● **Assigned task**: Look for the word "icon" in the data below, and copy every line that holds it.

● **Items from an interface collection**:

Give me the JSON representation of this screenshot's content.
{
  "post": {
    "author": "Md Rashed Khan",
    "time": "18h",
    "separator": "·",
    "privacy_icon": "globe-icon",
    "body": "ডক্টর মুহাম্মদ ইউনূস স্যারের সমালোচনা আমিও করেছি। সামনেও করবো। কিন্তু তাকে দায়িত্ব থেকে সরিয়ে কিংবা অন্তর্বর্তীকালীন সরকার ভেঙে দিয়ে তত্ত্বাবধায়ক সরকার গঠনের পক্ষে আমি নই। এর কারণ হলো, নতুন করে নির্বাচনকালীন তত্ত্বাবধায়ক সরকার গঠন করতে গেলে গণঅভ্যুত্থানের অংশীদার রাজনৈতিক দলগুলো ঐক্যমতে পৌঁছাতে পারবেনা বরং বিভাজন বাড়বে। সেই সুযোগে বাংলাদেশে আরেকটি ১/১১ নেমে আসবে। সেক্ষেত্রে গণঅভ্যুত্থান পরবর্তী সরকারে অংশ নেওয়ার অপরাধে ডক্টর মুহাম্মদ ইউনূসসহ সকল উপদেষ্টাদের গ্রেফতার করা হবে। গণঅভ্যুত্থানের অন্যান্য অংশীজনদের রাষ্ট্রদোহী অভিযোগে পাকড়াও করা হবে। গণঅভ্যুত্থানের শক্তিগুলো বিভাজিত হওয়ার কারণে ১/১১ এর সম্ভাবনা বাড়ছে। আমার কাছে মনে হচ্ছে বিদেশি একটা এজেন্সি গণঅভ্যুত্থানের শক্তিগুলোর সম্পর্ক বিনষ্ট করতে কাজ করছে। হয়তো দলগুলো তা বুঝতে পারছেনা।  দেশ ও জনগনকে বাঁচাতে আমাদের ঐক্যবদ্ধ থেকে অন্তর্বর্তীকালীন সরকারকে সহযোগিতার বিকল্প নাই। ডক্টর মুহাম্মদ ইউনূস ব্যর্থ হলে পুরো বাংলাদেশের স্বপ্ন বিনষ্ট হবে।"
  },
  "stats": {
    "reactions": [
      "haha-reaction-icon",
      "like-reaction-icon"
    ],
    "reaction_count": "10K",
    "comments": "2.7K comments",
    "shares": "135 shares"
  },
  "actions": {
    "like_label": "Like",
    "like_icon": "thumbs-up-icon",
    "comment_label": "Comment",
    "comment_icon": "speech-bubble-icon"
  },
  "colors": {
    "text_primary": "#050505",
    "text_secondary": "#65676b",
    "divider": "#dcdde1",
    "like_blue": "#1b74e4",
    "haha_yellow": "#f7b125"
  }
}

● **Written answer**:
    "privacy_icon": "globe-icon",
      "haha-reaction-icon",
      "like-reaction-icon"
    "like_icon": "thumbs-up-icon",
    "comment_icon": "speech-bubble-icon"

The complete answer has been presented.